- **Your assignment**: Would you return the entries exactly, with every line intact?

- **Extracted entries**:

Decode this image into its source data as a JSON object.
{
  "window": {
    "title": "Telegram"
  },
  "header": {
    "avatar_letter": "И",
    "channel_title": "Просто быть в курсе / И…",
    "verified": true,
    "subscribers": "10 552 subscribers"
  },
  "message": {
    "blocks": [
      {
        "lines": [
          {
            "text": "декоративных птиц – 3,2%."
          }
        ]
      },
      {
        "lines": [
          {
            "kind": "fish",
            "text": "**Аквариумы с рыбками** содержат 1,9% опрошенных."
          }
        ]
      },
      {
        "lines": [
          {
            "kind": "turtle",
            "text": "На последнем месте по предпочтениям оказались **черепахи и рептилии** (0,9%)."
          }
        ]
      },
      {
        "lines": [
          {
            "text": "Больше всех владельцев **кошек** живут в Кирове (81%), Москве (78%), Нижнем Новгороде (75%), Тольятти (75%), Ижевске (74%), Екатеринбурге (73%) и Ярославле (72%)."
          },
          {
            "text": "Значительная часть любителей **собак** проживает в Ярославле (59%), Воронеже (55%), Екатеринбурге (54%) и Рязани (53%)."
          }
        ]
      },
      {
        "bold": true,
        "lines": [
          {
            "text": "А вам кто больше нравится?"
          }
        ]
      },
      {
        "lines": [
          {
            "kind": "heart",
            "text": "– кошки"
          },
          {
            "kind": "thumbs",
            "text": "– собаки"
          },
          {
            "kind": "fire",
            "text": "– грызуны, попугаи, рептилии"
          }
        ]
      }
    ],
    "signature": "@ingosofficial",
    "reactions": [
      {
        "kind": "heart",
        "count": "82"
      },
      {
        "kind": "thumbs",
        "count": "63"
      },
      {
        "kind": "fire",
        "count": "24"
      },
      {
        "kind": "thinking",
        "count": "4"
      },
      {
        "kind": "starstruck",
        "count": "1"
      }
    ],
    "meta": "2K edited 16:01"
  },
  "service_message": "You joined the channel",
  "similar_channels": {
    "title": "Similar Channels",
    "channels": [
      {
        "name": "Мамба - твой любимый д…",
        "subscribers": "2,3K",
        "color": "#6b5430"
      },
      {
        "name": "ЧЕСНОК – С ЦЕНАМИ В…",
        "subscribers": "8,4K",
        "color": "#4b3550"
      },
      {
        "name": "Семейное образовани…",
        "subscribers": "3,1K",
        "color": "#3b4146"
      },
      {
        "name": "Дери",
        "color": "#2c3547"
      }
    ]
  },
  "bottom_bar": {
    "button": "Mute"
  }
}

- **Your response**:
Decode this image into its source data as a JSON object.
{
  "window": {
    "title": "Telegram"
  },
  "header": {
    "avatar_letter": "И",
    "channel_title": "Просто быть в курсе / И…",
    "verified": true,
    "subscribers": "10 552 subscribers"
  },
  "message": {
    "blocks": [
      {
        "lines": [
          {
            "text": "декоративных птиц – 3,2%."
          }
        ]
      },
      {
        "lines": [
          {
            "kind": "fish",
            "text": "**Аквариумы с рыбками** содержат 1,9% опрошенных."
          }
        ]
      },
      {
        "lines": [
          {
            "kind": "turtle",
            "text": "На последнем месте по предпочтениям оказались **черепахи и рептилии** (0,9%)."
          }
        ]
      },
      {
        "lines": [
          {
            "text": "Больше всех владельцев **кошек** живут в Кирове (81%), Москве (78%), Нижнем Новгороде (75%), Тольятти (75%), Ижевске (74%), Екатеринбурге (73%) и Ярославле (72%)."
          },
          {
            "text": "Значительная часть любителей **собак** проживает в Ярославле (59%), Воронеже (55%), Екатеринбурге (54%) и Рязани (53%)."
          }
        ]
      },
      {
        "bold": true,
        "lines": [
          {
            "text": "А вам кто больше нравится?"
          }
        ]
      },
      {
        "lines": [
          {
            "kind": "heart",
            "text": "– кошки"
          },
          {
            "kind": "thumbs",
            "text": "– собаки"
          },
          {
            "kind": "fire",
            "text": "– грызуны, попугаи, рептилии"
          }
        ]
      }
    ],
    "signature": "@ingosofficial",
    "reactions": [
      {
        "kind": "heart",
        "count": "82"
      },
      {
        "kind": "thumbs",
        "count": "63"
      },
      {
        "kind": "fire",
        "count": "24"
      },
      {
        "kind": "thinking",
        "count": "4"
      },
      {
        "kind": "starstruck",
        "count": "1"
      }
    ],
    "meta": "2K edited 16:01"
  },
  "service_message": "You joined the channel",
  "similar_channels": {
    "title": "Similar Channels",
    "channels": [
      {
        "name": "Мамба - твой любимый д…",
        "subscribers": "2,3K",
        "color": "#6b5430"
      },
      {
        "name": "ЧЕСНОК – С ЦЕНАМИ В…",
        "subscribers": "8,4K",
        "color": "#4b3550"
      },
      {
        "name": "Семейное образовани…",
        "subscribers": "3,1K",
        "color": "#3b4146"
      },
      {
        "name": "Дери",
        "color": "#2c3547"
      }
    ]
  },
  "bottom_bar": {
    "button": "Mute"
  }
}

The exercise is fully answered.